▶ [TASK PROMPT]:
Each entry needs to be reproduced exactly as it is.

-- MATERIAL PROVIDED follows --

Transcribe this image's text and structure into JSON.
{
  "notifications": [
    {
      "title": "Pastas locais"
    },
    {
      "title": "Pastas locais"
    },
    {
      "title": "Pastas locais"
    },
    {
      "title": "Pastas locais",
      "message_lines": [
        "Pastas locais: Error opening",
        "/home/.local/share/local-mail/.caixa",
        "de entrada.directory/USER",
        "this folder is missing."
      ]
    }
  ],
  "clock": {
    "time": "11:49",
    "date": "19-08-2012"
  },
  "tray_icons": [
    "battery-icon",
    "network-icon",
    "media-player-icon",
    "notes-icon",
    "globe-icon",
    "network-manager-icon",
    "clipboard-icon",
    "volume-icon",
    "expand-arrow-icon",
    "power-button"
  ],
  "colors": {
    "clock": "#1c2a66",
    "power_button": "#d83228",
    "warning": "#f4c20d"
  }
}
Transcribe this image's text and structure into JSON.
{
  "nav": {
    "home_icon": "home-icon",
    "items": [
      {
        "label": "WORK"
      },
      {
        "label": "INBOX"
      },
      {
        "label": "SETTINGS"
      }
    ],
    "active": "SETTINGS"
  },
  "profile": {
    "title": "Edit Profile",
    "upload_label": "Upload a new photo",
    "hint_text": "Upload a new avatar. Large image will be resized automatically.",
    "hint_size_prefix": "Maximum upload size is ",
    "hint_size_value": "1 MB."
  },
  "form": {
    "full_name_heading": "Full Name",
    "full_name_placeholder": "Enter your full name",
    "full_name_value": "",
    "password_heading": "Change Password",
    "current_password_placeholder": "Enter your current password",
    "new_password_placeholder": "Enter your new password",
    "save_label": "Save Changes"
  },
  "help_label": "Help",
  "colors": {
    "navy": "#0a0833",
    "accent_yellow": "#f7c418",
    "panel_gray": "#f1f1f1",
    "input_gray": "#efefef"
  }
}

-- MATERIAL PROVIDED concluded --

▶ [ANSWER BOX]:
Transcribe this image's text and structure into JSON.
{
  "notifications": [
    {
      "title": "Pastas locais"
    },
    {
      "title": "Pastas locais"
    },
    {
      "title": "Pastas locais"
    },
    {
      "title": "Pastas locais",
      "message_lines": [
        "Pastas locais: Error opening",
        "/home/.local/share/local-mail/.caixa",
        "de entrada.directory/USER",
        "this folder is missing."
      ]
    }
  ],
  "clock": {
    "time": "11:49",
    "date": "19-08-2012"
  },
  "tray_icons": [
    "battery-icon",
    "network-icon",
    "media-player-icon",
    "notes-icon",
    "globe-icon",
    "network-manager-icon",
    "clipboard-icon",
    "volume-icon",
    "expand-arrow-icon",
    "power-button"
  ],
  "colors": {
    "clock": "#1c2a66",
    "power_button": "#d83228",
    "warning": "#f4c20d"
  }
}
Transcribe this image's text and structure into JSON.
{
  "nav": {
    "home_icon": "home-icon",
    "items": [
      {
        "label": "WORK"
      },
      {
        "label": "INBOX"
      },
      {
        "label": "SETTINGS"
      }
    ],
    "active": "SETTINGS"
  },
  "profile": {
    "title": "Edit Profile",
    "upload_label": "Upload a new photo",
    "hint_text": "Upload a new avatar. Large image will be resized automatically.",
    "hint_size_prefix": "Maximum upload size is ",
    "hint_size_value": "1 MB."
  },
  "form": {
    "full_name_heading": "Full Name",
    "full_name_placeholder": "Enter your full name",
    "full_name_value": "",
    "password_heading": "Change Password",
    "current_password_placeholder": "Enter your current password",
    "new_password_placeholder": "Enter your new password",
    "save_label": "Save Changes"
  },
  "help_label": "Help",
  "colors": {
    "navy": "#0a0833",
    "accent_yellow": "#f7c418",
    "panel_gray": "#f1f1f1",
    "input_gray": "#efefef"
  }
}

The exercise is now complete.